__WHAT YOU ARE ASKED TO DO__: Word for word, please restate each record and pass over the pictures.

__EXERCISE INPUTS__:
[Start of section]

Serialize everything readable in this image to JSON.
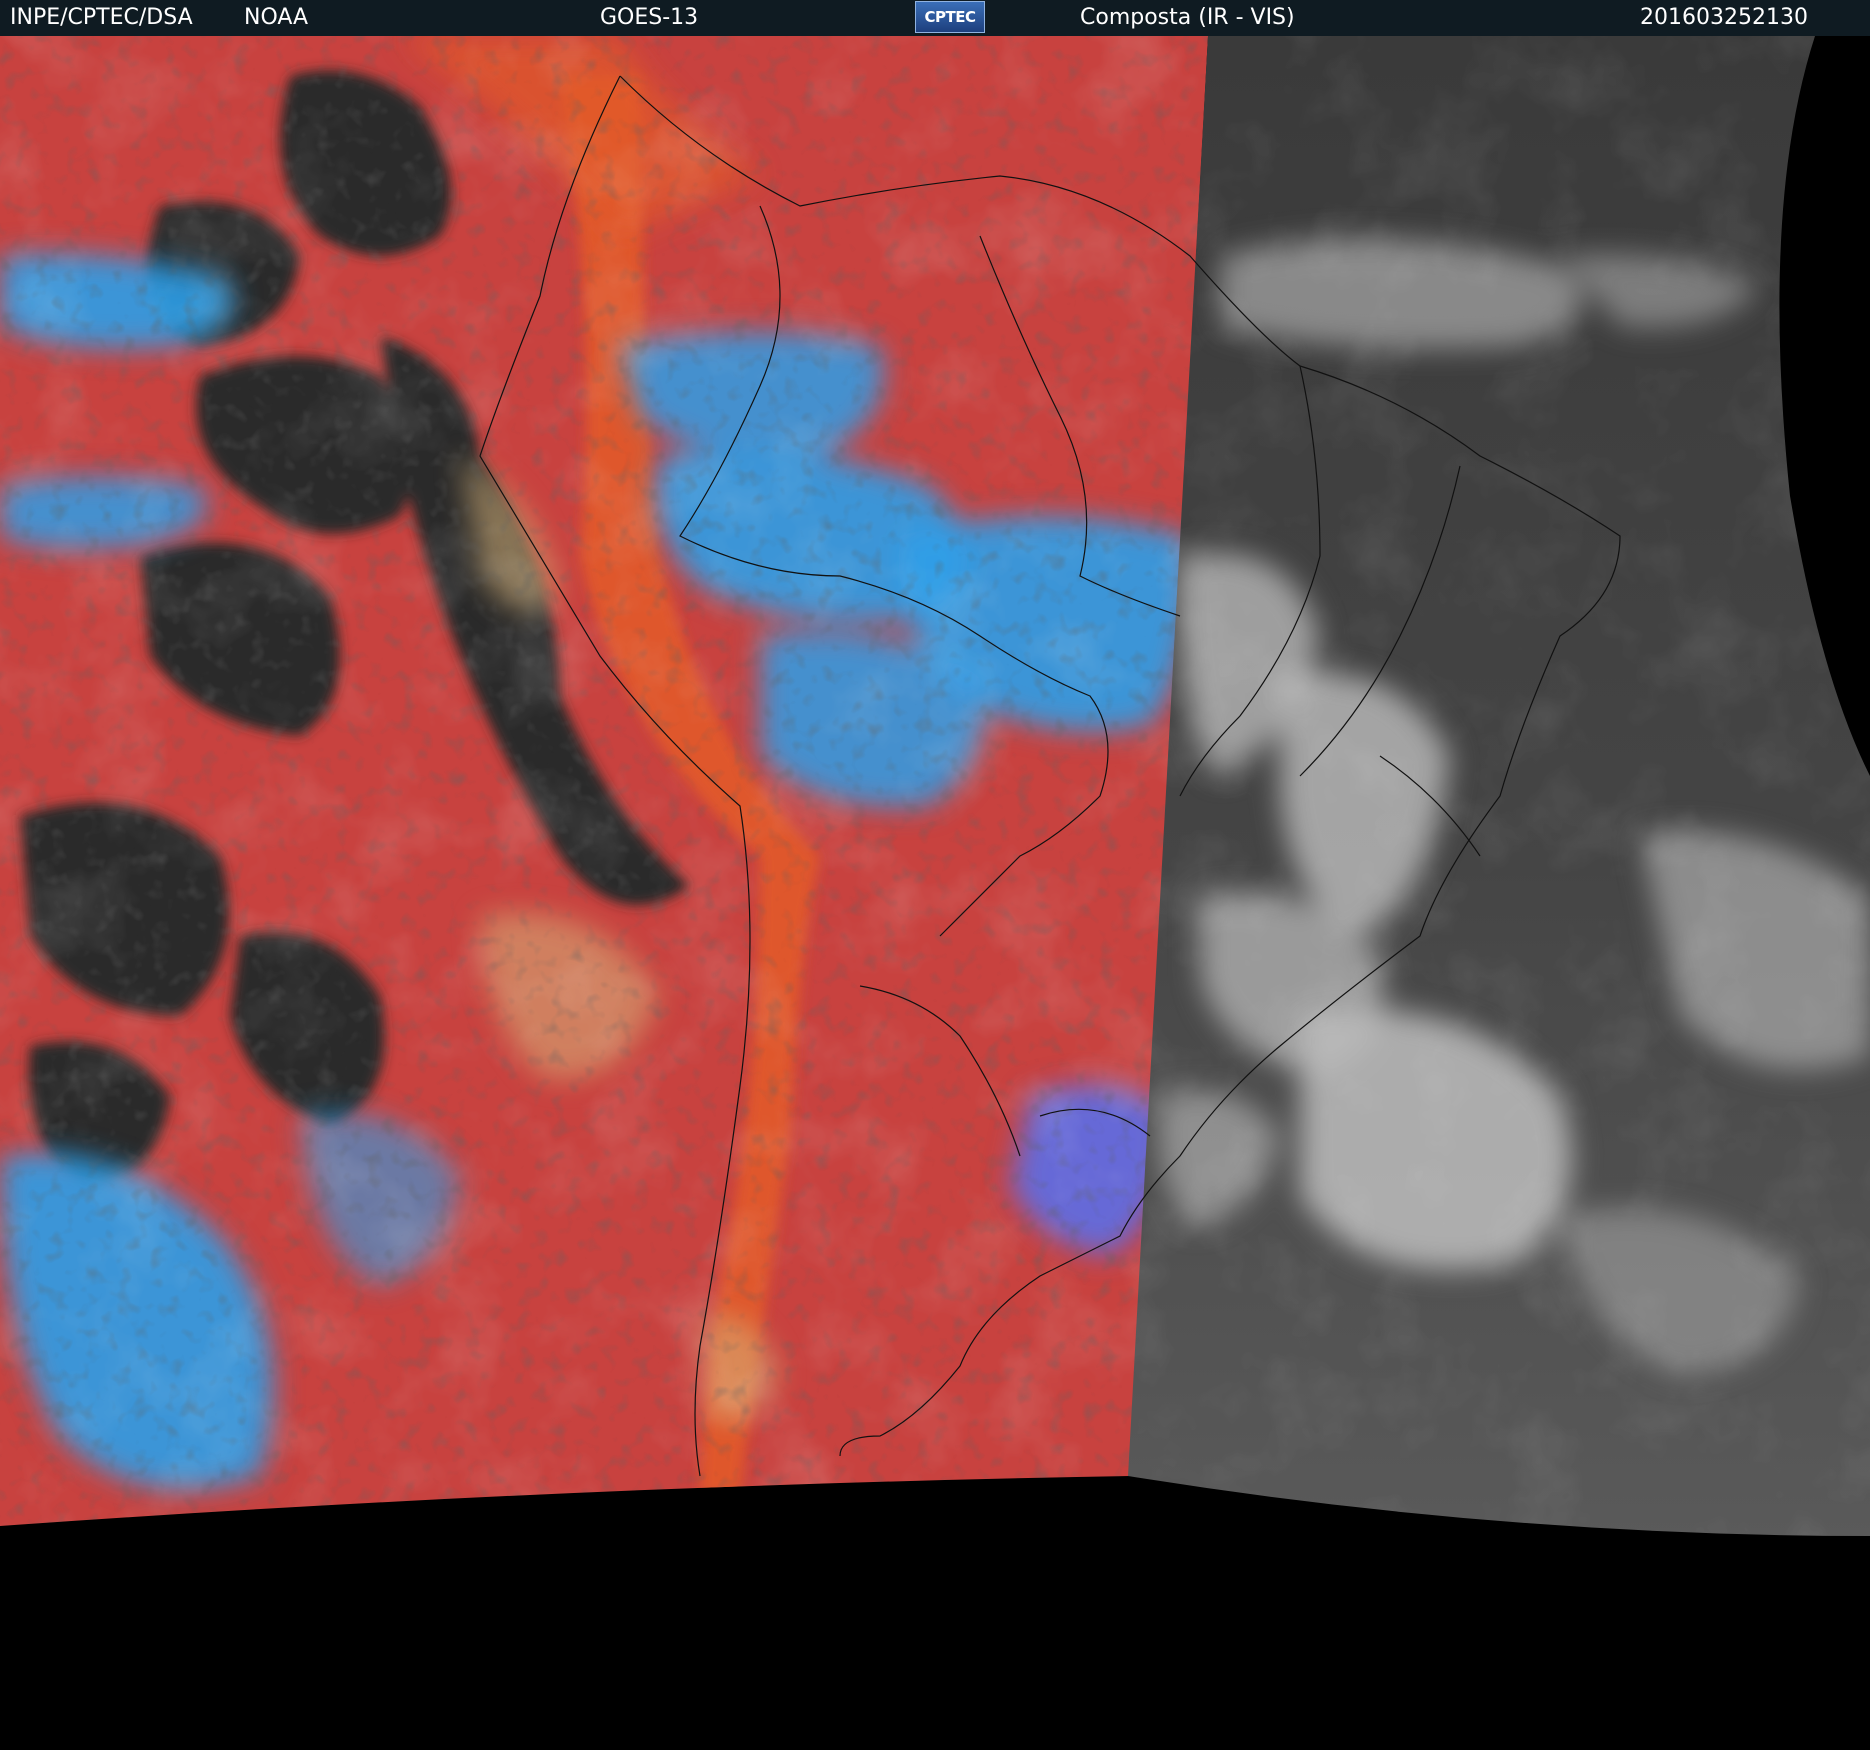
{
  "header": {
    "organization": "INPE/CPTEC/DSA",
    "agency": "NOAA",
    "satellite": "GOES-13",
    "logo_text": "CPTEC",
    "product": "Composta (IR - VIS)",
    "timestamp": "201603252130"
  },
  "colors": {
    "header_bg": "#0f1b22",
    "ir_red": "#c8423f",
    "ir_orange": "#e25a2c",
    "ir_blue": "#2f9ee8",
    "vis_gray": "#4a4a4a",
    "space": "#000000"
  },
  "icons": [
    "cptec-logo"
  ]
}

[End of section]

__SOLUTION TO THE EXERCISE__:
Serialize everything readable in this image to JSON.
{
  "header": {
    "organization": "INPE/CPTEC/DSA",
    "agency": "NOAA",
    "satellite": "GOES-13",
    "logo_text": "CPTEC",
    "product": "Composta (IR - VIS)",
    "timestamp": "201603252130"
  },
  "colors": {
    "header_bg": "#0f1b22",
    "ir_red": "#c8423f",
    "ir_orange": "#e25a2c",
    "ir_blue": "#2f9ee8",
    "vis_gray": "#4a4a4a",
    "space": "#000000"
  },
  "icons": [
    "cptec-logo"
  ]
}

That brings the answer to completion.